John Before & After: How to Design Cool Stuff by John McWade.
John McWade — known to many as "the world’s first desktop publisher" — is the founder and creative director of Before & After and the author of numerous books on graphic design (this is his latest). John was kind enough to contribute his tips for making better slides for the PZD book. I've been a big fan of John's for a long time and this latest book is his best one yet. Loads of simple, practical, visual lessons. Check out the Before & After website. (Amazon link.)

Design_elements Design Elements: A Graphic Style Manual by Timothy Samara.
This is a really good book that I have mentioned before which both beginners and experienced designers may enjoy. The book does an excellent job at covering the fundamentals but also goes into some depth with many good examples. I like how Samara starts out the book by discussing just what graphic design is and what designers do. I especially like his
"20 Basic Rules of Good Design." (Amazon link.)

Stone A  Field Guide to Digital Color by Maureen Stone.
There are many books on color, but this one focuses on digital color and provides a great deal of depth. This is not really a book for novices, but it's an excellent book for designers of all types. I met Maureen Stone in Seattle this summer and saw one of her presentations.
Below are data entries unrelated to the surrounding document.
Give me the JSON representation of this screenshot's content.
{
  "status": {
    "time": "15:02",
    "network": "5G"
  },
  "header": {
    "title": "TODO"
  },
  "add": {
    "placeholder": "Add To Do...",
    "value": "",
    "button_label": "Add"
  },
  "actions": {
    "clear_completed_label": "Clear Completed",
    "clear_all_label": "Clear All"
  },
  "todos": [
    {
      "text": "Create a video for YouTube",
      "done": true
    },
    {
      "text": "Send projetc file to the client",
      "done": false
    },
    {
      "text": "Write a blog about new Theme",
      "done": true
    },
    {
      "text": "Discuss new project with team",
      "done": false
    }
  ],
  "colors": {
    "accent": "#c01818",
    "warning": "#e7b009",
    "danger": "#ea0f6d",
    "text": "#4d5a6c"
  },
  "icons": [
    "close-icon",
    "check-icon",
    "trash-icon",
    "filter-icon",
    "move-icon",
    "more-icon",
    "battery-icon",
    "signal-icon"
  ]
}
She's an excellent presenter and teacher. Maureen spent twenty years working at Xerox PARC on color printing, digital color, interactive computer graphics, illustration and design systems. She knows her stuff. (She was also kind enough to contribute a nice callout section for the color chapter in the PZD book.) This is an excellent book. (Amazon link.)
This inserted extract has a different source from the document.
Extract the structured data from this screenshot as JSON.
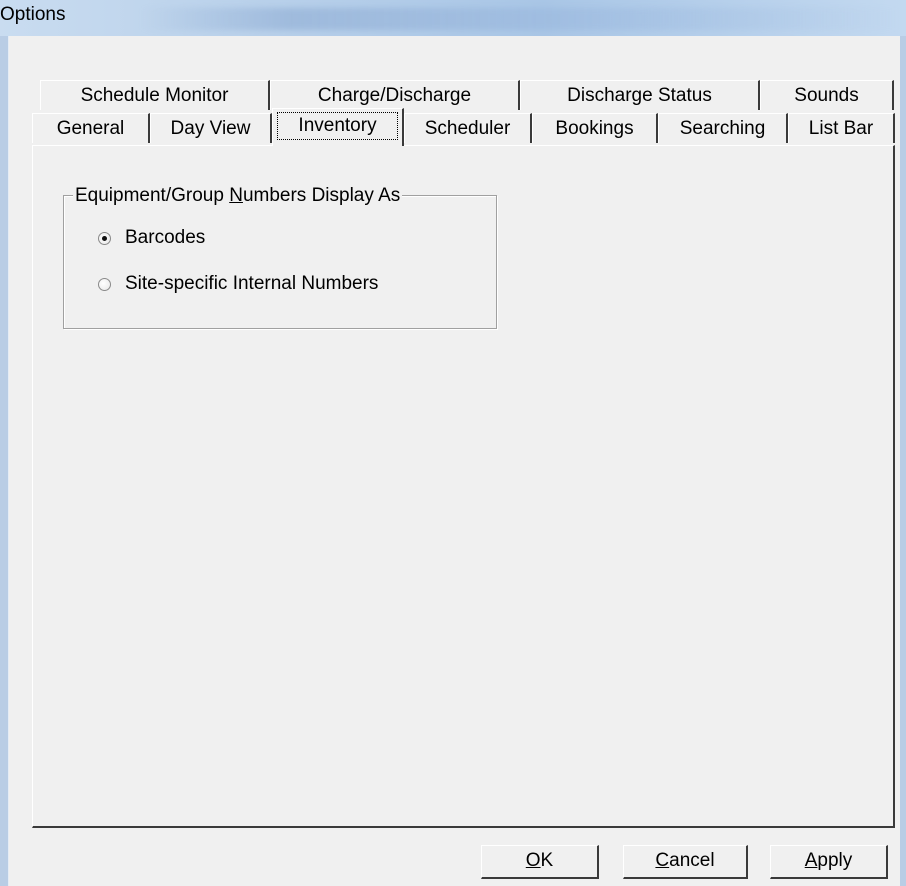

Think Don't Make Me Think: A Common Sense Approach to Web Usability (2nd 3rd Edition) by Steve Krug.
You might think a book on web usability design has little to do with presentations, but the lessons in this simple book have applications beyond the web. If you have even just a small interest in how to design websites that minimizes cognitive strain and make information clearer, you may find this book helpful. This classic is only about 200 pages and is a quick read with many good lessons that will make you a better judge of what works and what doesn't in a website. Steve Krug's website. (Amazon link.)


Write If You Want to Write: A Book about Art, Independence and Spirit by Breda Ueland.
I have mentioned this book before, but it's a must-read. This is not only a book about writing. In fact, it's much more a book about the imagination, spirit, and creativity. We need more art and creativity in our personal and professional lives; this book gets you thinking. A lot of people, including myself, have found this simple book to be quite inspirational. It was first published in 1938 and it's still a very relevant book today. (Amazon link.)
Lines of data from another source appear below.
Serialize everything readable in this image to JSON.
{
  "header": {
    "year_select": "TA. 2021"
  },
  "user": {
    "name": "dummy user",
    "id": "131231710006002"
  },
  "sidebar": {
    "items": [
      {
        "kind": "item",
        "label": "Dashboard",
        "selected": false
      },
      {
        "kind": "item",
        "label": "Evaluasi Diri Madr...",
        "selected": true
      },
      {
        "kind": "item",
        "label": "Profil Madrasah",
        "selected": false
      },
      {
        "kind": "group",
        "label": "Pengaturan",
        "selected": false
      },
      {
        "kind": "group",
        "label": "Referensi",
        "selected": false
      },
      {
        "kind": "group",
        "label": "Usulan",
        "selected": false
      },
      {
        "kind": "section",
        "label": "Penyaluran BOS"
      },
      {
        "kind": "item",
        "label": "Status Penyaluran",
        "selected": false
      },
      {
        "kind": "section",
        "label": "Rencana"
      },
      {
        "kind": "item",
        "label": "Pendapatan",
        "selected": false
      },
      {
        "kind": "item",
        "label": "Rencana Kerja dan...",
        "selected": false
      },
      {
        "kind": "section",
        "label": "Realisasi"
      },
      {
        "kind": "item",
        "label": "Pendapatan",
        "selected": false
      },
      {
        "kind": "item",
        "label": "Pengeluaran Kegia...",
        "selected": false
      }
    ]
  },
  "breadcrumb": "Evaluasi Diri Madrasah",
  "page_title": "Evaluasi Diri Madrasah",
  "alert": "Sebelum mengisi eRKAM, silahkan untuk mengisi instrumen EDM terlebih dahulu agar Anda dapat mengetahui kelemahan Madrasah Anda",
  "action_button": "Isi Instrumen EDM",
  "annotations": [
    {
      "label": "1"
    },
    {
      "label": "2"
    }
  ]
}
Presentation at Apple Store Ginza (Tokyo) Dec 15, 7:00 pm

Ginza_photoOn Tuesday (December 15), I will be presenting (in English) in the theatre at the Apple Store Ginza beginning at 7:00 pm. I'll be sharing some simple visual principles and design lessons from the world around us that can be applied to presentation design and beyond. I'll talk a bit about the contents of the new book presentation zen designwhich went to press last week and we'll have some copies of the first book in English and Japanese to give away (PZD will not be available until about Dec 27). If you are in Tokyo this Tuesday, it would be great to meet you at the Apple Store. If you can't be there, I hope you will pass on this announcement to your friends in Tokyo. 本当にありがとう!



Apple_store_pres About 130 people showed up in Ginza for the presentation. There are only 84 seats in the theatre so many sat on the floor or stood in the back. Great audience. We gave away a lot of books and loads of iStockphoto image credits. Presentation was done in about an hour and we took another hour meeting people and signing books, etc. Alex Fung from Hong Kong took some snaps here. Hiroaki Yamane took this photo of me taking a photo of him in Ginza. A big ありがとう! to everyone who attended. Fantastic group!